_Task instructions_. Lines that include "listens" make up the answer; copy all of them from the data below.

=== Dataset extract ===

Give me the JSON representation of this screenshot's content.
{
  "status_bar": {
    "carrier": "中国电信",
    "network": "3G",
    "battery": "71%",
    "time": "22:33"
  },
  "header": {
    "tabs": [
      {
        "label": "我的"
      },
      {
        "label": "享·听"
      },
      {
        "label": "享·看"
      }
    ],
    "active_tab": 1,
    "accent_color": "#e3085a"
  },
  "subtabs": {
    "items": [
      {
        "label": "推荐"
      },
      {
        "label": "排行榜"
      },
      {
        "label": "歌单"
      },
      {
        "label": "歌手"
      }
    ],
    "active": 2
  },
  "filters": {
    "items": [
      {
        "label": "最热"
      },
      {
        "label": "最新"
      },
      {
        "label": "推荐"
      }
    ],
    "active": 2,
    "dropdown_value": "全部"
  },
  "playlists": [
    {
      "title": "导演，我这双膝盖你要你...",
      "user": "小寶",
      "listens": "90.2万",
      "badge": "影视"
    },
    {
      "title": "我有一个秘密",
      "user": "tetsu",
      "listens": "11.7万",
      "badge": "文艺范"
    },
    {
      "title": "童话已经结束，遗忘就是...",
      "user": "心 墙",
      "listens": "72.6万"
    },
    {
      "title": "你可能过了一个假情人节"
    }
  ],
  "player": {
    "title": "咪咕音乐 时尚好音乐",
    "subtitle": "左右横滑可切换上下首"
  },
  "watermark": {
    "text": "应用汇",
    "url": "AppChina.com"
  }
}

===

_Your response_.
      "listens": "90.2万",
      "listens": "11.7万",
      "listens": "72.6万"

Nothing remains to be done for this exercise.